*Work item*:
The whole listing is to be returned exactly.

*Supplied records*:
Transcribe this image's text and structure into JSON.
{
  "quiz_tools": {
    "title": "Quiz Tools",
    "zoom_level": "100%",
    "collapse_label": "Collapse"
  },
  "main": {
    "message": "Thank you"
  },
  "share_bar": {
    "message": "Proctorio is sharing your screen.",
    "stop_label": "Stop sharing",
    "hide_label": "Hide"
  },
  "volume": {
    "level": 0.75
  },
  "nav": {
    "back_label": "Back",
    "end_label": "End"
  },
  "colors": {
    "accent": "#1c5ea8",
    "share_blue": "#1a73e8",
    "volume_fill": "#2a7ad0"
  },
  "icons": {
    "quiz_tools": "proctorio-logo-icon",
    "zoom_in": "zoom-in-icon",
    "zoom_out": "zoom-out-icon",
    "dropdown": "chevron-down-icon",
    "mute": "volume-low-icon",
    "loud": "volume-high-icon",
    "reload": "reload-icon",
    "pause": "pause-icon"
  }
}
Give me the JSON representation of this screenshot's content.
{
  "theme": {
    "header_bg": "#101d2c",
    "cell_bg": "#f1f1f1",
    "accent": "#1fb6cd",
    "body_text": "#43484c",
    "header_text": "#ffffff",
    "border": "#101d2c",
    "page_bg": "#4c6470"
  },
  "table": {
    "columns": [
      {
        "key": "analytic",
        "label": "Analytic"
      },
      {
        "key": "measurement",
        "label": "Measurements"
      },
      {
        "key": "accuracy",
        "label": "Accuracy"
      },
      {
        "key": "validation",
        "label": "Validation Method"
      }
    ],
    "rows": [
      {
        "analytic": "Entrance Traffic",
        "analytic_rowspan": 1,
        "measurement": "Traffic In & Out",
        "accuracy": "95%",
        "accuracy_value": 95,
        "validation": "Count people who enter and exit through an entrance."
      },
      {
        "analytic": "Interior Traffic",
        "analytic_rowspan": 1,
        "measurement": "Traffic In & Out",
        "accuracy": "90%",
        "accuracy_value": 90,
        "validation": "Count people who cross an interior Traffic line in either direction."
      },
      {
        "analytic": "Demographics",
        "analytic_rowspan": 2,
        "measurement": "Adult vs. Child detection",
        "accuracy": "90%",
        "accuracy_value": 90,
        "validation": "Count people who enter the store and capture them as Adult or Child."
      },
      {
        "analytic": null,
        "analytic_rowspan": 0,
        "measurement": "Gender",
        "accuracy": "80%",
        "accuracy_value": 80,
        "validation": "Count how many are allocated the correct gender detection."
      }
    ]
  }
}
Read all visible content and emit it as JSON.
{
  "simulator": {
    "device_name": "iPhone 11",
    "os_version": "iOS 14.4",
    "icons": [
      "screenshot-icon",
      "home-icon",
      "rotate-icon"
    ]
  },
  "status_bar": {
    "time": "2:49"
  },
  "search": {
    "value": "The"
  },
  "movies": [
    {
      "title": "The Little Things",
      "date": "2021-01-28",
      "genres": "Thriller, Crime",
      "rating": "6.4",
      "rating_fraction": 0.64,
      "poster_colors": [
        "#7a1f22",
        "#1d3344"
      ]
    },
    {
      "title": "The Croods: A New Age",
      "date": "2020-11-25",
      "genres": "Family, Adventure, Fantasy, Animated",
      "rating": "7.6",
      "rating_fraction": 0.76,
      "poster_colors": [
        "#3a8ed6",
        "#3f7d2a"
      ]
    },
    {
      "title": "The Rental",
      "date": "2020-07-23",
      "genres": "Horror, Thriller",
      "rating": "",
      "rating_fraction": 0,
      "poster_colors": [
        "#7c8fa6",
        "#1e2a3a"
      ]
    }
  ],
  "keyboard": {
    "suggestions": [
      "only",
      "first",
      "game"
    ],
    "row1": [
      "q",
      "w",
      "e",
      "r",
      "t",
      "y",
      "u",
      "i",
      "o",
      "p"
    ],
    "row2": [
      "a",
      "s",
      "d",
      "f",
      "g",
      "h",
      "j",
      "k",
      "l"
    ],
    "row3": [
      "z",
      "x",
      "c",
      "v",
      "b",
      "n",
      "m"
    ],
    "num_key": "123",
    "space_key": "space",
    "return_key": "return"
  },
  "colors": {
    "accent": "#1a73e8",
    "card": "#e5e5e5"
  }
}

*Result*:
Transcribe this image's text and structure into JSON.
{
  "quiz_tools": {
    "title": "Quiz Tools",
    "zoom_level": "100%",
    "collapse_label": "Collapse"
  },
  "main": {
    "message": "Thank you"
  },
  "share_bar": {
    "message": "Proctorio is sharing your screen.",
    "stop_label": "Stop sharing",
    "hide_label": "Hide"
  },
  "volume": {
    "level": 0.75
  },
  "nav": {
    "back_label": "Back",
    "end_label": "End"
  },
  "colors": {
    "accent": "#1c5ea8",
    "share_blue": "#1a73e8",
    "volume_fill": "#2a7ad0"
  },
  "icons": {
    "quiz_tools": "proctorio-logo-icon",
    "zoom_in": "zoom-in-icon",
    "zoom_out": "zoom-out-icon",
    "dropdown": "chevron-down-icon",
    "mute": "volume-low-icon",
    "loud": "volume-high-icon",
    "reload": "reload-icon",
    "pause": "pause-icon"
  }
}
Give me the JSON representation of this screenshot's content.
{
  "theme": {
    "header_bg": "#101d2c",
    "cell_bg": "#f1f1f1",
    "accent": "#1fb6cd",
    "body_text": "#43484c",
    "header_text": "#ffffff",
    "border": "#101d2c",
    "page_bg": "#4c6470"
  },
  "table": {
    "columns": [
      {
        "key": "analytic",
        "label": "Analytic"
      },
      {
        "key": "measurement",
        "label": "Measurements"
      },
      {
        "key": "accuracy",
        "label": "Accuracy"
      },
      {
        "key": "validation",
        "label": "Validation Method"
      }
    ],
    "rows": [
      {
        "analytic": "Entrance Traffic",
        "analytic_rowspan": 1,
        "measurement": "Traffic In & Out",
        "accuracy": "95%",
        "accuracy_value": 95,
        "validation": "Count people who enter and exit through an entrance."
      },
      {
        "analytic": "Interior Traffic",
        "analytic_rowspan": 1,
        "measurement": "Traffic In & Out",
        "accuracy": "90%",
        "accuracy_value": 90,
        "validation": "Count people who cross an interior Traffic line in either direction."
      },
      {
        "analytic": "Demographics",
        "analytic_rowspan": 2,
        "measurement": "Adult vs. Child detection",
        "accuracy": "90%",
        "accuracy_value": 90,
        "validation": "Count people who enter the store and capture them as Adult or Child."
      },
      {
        "analytic": null,
        "analytic_rowspan": 0,
        "measurement": "Gender",
        "accuracy": "80%",
        "accuracy_value": 80,
        "validation": "Count how many are allocated the correct gender detection."
      }
    ]
  }
}
Read all visible content and emit it as JSON.
{
  "simulator": {
    "device_name": "iPhone 11",
    "os_version": "iOS 14.4",
    "icons": [
      "screenshot-icon",
      "home-icon",
      "rotate-icon"
    ]
  },
  "status_bar": {
    "time": "2:49"
  },
  "search": {
    "value": "The"
  },
  "movies": [
    {
      "title": "The Little Things",
      "date": "2021-01-28",
      "genres": "Thriller, Crime",
      "rating": "6.4",
      "rating_fraction": 0.64,
      "poster_colors": [
        "#7a1f22",
        "#1d3344"
      ]
    },
    {
      "title": "The Croods: A New Age",
      "date": "2020-11-25",
      "genres": "Family, Adventure, Fantasy, Animated",
      "rating": "7.6",
      "rating_fraction": 0.76,
      "poster_colors": [
        "#3a8ed6",
        "#3f7d2a"
      ]
    },
    {
      "title": "The Rental",
      "date": "2020-07-23",
      "genres": "Horror, Thriller",
      "rating": "",
      "rating_fraction": 0,
      "poster_colors": [
        "#7c8fa6",
        "#1e2a3a"
      ]
    }
  ],
  "keyboard": {
    "suggestions": [
      "only",
      "first",
      "game"
    ],
    "row1": [
      "q",
      "w",
      "e",
      "r",
      "t",
      "y",
      "u",
      "i",
      "o",
      "p"
    ],
    "row2": [
      "a",
      "s",
      "d",
      "f",
      "g",
      "h",
      "j",
      "k",
      "l"
    ],
    "row3": [
      "z",
      "x",
      "c",
      "v",
      "b",
      "n",
      "m"
    ],
    "num_key": "123",
    "space_key": "space",
    "return_key": "return"
  },
  "colors": {
    "accent": "#1a73e8",
    "card": "#e5e5e5"
  }
}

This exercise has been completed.